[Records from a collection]
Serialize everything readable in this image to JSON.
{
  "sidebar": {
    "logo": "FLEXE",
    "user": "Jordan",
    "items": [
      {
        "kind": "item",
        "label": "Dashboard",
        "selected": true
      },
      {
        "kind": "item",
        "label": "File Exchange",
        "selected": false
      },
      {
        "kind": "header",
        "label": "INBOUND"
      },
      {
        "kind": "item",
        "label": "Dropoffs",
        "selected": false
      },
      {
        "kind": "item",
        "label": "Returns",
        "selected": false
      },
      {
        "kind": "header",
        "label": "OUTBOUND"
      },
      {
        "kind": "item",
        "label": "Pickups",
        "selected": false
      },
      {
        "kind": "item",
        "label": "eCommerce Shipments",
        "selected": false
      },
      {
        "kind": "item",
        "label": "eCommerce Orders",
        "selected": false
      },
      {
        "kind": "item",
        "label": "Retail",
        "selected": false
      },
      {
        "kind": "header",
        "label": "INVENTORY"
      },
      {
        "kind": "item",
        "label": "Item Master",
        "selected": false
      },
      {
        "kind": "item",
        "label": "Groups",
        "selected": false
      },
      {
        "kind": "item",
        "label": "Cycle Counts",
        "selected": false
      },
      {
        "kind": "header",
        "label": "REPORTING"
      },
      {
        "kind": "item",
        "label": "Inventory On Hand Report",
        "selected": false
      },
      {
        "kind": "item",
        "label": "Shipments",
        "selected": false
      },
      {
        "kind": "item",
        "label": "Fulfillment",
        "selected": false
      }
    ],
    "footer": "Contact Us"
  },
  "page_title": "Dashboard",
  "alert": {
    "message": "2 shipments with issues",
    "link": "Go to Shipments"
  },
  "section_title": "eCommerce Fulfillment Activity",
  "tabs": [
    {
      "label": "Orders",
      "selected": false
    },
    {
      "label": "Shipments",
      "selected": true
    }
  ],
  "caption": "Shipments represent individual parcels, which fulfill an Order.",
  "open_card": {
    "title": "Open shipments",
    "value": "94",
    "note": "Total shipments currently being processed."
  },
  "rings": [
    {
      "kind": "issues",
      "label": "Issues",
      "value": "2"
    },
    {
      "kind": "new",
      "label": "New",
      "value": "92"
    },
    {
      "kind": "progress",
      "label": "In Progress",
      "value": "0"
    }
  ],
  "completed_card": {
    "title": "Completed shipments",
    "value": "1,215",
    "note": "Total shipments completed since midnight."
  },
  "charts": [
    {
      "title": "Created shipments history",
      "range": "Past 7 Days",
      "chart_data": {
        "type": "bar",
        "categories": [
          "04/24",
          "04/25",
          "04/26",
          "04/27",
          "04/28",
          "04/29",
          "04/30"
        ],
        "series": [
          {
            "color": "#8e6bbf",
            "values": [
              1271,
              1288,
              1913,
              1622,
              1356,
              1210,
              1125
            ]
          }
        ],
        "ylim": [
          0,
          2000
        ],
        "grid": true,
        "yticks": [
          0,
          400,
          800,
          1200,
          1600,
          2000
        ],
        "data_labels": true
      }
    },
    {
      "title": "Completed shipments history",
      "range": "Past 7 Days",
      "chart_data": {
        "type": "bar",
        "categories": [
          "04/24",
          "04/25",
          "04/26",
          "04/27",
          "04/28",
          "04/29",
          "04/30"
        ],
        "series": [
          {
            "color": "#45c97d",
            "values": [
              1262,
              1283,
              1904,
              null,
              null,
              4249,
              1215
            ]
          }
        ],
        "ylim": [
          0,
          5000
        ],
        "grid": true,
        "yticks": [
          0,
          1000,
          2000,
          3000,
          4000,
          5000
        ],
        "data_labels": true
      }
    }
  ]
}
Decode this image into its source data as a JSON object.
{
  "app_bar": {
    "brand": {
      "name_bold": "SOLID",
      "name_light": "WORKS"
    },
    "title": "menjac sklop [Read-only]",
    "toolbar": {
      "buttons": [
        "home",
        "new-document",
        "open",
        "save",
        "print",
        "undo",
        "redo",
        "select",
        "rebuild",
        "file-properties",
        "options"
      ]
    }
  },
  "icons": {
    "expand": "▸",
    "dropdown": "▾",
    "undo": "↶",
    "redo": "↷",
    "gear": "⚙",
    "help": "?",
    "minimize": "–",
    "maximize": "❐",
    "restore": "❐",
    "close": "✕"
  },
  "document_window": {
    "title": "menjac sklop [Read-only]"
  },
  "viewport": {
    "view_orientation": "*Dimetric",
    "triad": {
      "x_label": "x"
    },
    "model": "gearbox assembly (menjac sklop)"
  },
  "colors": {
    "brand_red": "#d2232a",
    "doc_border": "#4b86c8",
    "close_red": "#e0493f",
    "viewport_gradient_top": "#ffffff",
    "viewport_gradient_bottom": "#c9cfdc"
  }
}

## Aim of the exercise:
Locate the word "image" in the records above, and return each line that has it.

## Completed task:
Serialize everything readable in this image to JSON.
Decode this image into its source data as a JSON object.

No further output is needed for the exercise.